Could you write out every entry exactly as it stands?
━━━━━ Provided data ━━━━━
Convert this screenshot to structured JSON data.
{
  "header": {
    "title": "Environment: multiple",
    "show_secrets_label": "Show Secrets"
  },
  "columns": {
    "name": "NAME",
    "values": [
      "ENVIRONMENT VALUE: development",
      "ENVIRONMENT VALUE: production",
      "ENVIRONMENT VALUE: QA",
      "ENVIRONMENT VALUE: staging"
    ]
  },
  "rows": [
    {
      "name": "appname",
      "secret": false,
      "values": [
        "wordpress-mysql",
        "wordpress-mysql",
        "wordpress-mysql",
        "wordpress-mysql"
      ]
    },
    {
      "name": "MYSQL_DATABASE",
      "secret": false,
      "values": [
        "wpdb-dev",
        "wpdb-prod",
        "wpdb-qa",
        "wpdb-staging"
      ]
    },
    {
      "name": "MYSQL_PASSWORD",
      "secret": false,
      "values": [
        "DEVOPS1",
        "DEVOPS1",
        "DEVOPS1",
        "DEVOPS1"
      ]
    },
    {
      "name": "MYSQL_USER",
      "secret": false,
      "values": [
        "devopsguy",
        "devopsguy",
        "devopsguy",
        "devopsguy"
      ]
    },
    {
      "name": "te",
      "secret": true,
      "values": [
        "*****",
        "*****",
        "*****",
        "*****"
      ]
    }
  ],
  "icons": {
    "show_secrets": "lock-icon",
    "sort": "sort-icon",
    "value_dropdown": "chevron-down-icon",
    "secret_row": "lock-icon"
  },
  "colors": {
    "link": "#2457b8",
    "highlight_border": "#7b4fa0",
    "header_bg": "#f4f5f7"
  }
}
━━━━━
Problem solution:
Convert this screenshot to structured JSON data.
{
  "header": {
    "title": "Environment: multiple",
    "show_secrets_label": "Show Secrets"
  },
  "columns": {
    "name": "NAME",
    "values": [
      "ENVIRONMENT VALUE: development",
      "ENVIRONMENT VALUE: production",
      "ENVIRONMENT VALUE: QA",
      "ENVIRONMENT VALUE: staging"
    ]
  },
  "rows": [
    {
      "name": "appname",
      "secret": false,
      "values": [
        "wordpress-mysql",
        "wordpress-mysql",
        "wordpress-mysql",
        "wordpress-mysql"
      ]
    },
    {
      "name": "MYSQL_DATABASE",
      "secret": false,
      "values": [
        "wpdb-dev",
        "wpdb-prod",
        "wpdb-qa",
        "wpdb-staging"
      ]
    },
    {
      "name": "MYSQL_PASSWORD",
      "secret": false,
      "values": [
        "DEVOPS1",
        "DEVOPS1",
        "DEVOPS1",
        "DEVOPS1"
      ]
    },
    {
      "name": "MYSQL_USER",
      "secret": false,
      "values": [
        "devopsguy",
        "devopsguy",
        "devopsguy",
        "devopsguy"
      ]
    },
    {
      "name": "te",
      "secret": true,
      "values": [
        "*****",
        "*****",
        "*****",
        "*****"
      ]
    }
  ],
  "icons": {
    "show_secrets": "lock-icon",
    "sort": "sort-icon",
    "value_dropdown": "chevron-down-icon",
    "secret_row": "lock-icon"
  },
  "colors": {
    "link": "#2457b8",
    "highlight_border": "#7b4fa0",
    "header_bg": "#f4f5f7"
  }
}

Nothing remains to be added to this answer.